*About this exercise*. Using the entries below, copy out all lines where "JSON" is found.

+++ Listed entries +++

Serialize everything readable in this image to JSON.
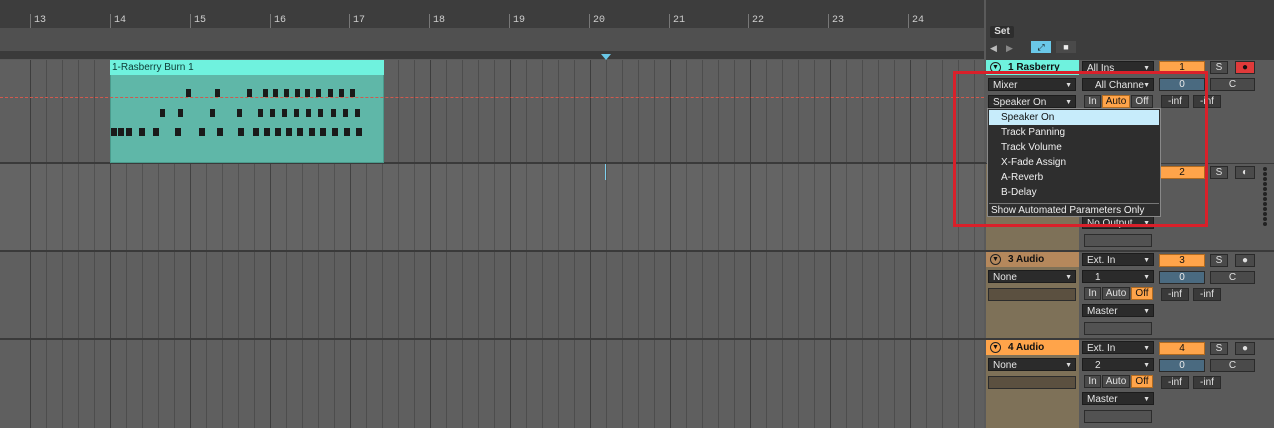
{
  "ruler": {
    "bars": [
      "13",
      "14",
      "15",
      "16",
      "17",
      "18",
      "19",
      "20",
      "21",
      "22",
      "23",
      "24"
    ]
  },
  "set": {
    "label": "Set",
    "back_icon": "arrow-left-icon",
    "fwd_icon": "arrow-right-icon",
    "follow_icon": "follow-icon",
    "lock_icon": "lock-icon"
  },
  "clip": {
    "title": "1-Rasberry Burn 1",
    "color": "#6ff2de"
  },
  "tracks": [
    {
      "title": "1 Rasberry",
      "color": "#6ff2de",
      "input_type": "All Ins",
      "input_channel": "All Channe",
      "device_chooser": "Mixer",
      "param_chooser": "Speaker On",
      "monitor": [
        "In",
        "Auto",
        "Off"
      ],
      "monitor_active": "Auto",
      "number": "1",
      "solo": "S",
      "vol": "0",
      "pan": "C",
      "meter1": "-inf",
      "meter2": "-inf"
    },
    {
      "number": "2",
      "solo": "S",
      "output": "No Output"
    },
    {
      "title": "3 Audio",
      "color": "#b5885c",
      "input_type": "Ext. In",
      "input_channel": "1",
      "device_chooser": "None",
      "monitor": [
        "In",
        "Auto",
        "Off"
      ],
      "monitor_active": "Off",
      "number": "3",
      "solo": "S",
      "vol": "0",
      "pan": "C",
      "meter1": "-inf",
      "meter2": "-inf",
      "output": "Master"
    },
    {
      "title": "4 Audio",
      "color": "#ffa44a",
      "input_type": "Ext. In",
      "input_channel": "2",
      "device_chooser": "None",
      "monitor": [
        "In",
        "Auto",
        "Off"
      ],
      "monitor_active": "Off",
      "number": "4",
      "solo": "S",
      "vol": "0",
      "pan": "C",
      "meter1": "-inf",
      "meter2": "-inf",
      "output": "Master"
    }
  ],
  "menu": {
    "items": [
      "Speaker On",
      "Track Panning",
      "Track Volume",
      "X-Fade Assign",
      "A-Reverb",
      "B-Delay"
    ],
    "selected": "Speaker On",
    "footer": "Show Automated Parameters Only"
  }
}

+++
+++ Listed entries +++

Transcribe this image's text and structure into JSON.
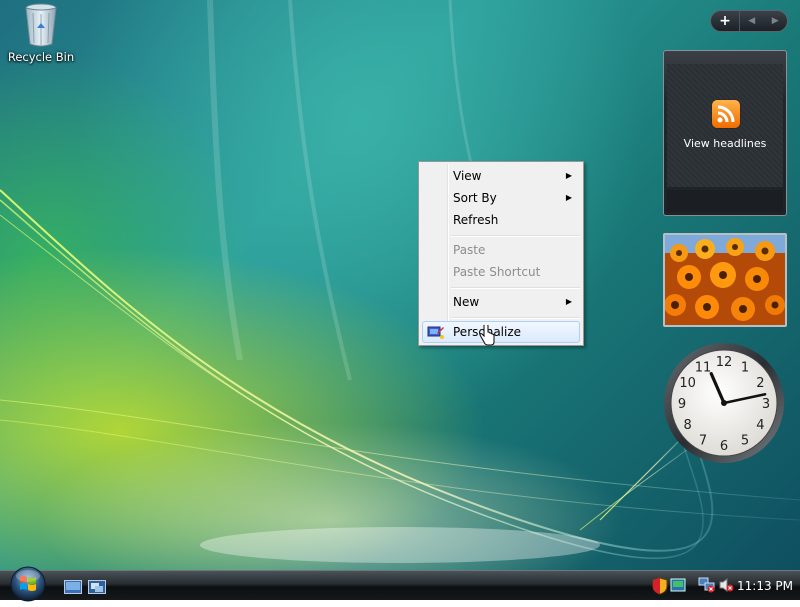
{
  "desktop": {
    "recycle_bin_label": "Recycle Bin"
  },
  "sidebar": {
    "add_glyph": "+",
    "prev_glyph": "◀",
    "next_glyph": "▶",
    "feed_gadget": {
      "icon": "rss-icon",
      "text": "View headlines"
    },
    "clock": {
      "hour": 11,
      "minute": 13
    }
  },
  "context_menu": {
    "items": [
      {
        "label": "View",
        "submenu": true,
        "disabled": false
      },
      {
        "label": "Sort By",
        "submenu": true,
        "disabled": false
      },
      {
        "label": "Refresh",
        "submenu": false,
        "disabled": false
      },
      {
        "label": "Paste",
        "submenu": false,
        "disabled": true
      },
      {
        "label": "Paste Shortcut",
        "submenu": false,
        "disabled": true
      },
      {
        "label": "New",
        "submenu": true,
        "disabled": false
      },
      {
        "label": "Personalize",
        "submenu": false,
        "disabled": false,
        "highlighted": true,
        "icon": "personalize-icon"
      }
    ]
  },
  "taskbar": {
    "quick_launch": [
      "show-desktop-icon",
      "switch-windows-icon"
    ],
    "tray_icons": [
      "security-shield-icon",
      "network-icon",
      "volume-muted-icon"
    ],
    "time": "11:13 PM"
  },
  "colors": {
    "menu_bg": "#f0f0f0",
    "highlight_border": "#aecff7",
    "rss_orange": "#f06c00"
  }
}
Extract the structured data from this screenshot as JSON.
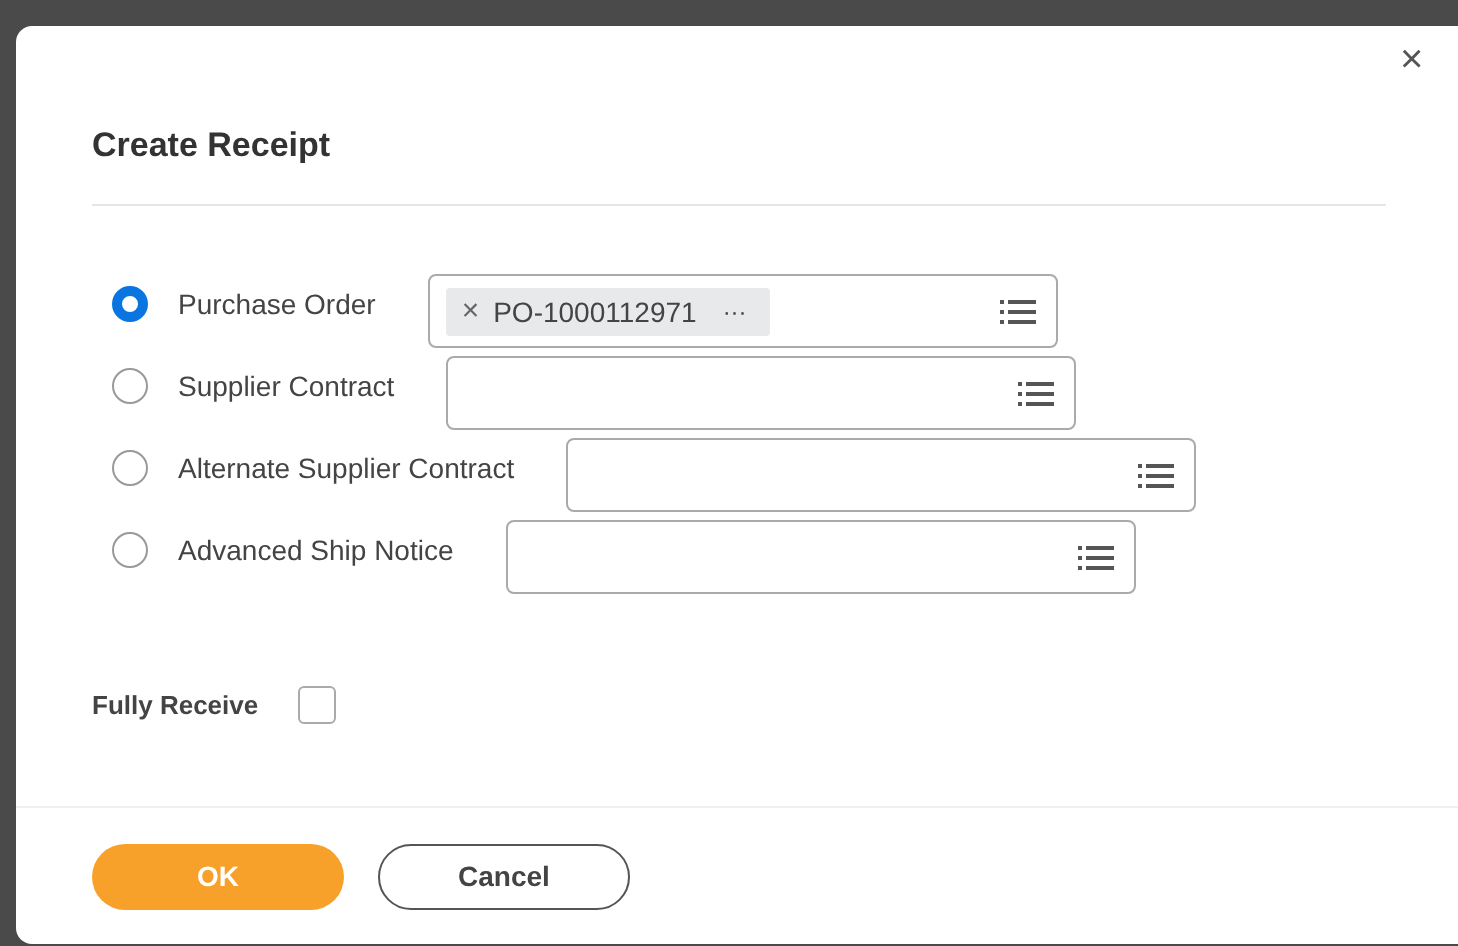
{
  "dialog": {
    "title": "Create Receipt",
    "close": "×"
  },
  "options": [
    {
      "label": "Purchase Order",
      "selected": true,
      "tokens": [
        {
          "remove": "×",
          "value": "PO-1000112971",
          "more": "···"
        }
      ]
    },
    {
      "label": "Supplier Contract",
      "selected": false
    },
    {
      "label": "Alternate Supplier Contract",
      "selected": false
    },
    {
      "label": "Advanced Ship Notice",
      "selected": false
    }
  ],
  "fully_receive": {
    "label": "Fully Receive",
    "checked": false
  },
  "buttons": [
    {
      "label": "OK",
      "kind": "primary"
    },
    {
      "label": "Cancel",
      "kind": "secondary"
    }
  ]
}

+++
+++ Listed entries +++

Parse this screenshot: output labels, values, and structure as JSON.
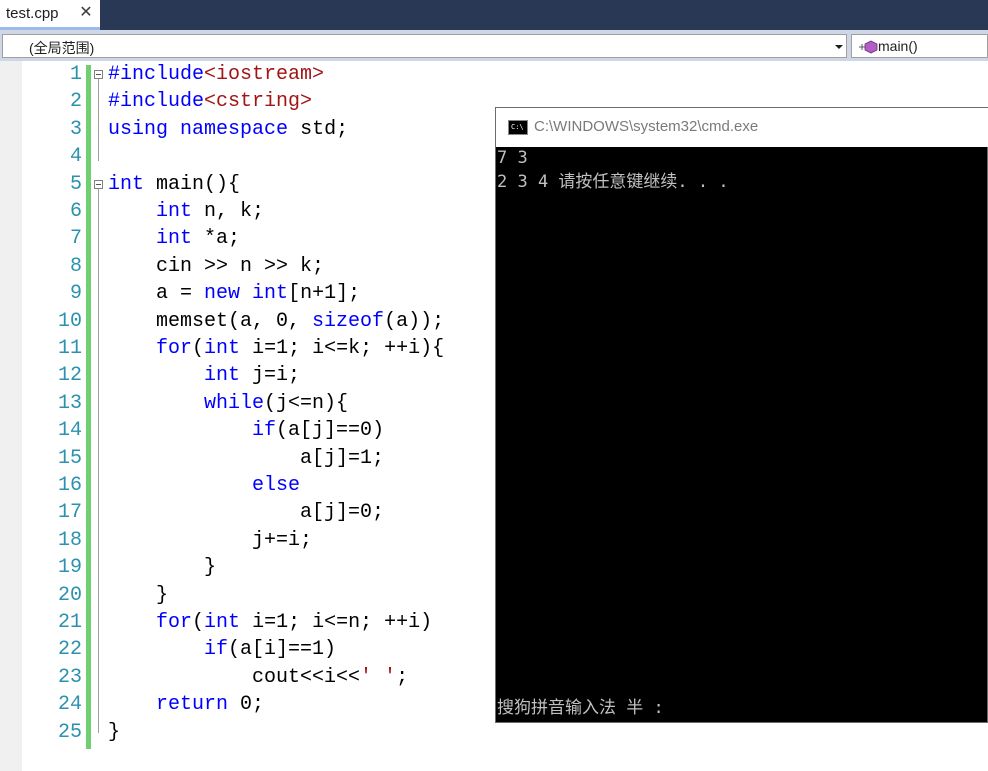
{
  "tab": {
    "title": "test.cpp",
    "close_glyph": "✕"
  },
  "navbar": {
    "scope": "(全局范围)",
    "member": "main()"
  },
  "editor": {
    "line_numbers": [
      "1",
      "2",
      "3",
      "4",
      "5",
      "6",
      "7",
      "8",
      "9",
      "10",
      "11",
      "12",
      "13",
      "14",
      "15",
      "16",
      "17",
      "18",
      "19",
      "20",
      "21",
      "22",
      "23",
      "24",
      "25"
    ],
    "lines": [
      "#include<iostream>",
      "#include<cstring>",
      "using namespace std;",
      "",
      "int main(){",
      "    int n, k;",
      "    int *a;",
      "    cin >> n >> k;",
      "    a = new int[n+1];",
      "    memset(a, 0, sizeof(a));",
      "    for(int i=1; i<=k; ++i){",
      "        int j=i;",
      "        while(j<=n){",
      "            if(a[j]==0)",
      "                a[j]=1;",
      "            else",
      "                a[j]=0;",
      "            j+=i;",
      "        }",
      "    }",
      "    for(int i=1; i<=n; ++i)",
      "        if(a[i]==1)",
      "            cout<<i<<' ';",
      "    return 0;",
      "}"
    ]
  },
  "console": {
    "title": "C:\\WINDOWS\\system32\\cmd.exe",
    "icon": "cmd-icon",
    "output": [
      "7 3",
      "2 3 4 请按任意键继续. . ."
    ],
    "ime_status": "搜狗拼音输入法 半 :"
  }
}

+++

*Response to the exercise*.
Serialize everything readable in this image to JSON.
Transcribe this image's text and structure into JSON.
Extract the structured data from this screenshot as JSON.
Parse this screenshot: output labels, values, and structure as JSON.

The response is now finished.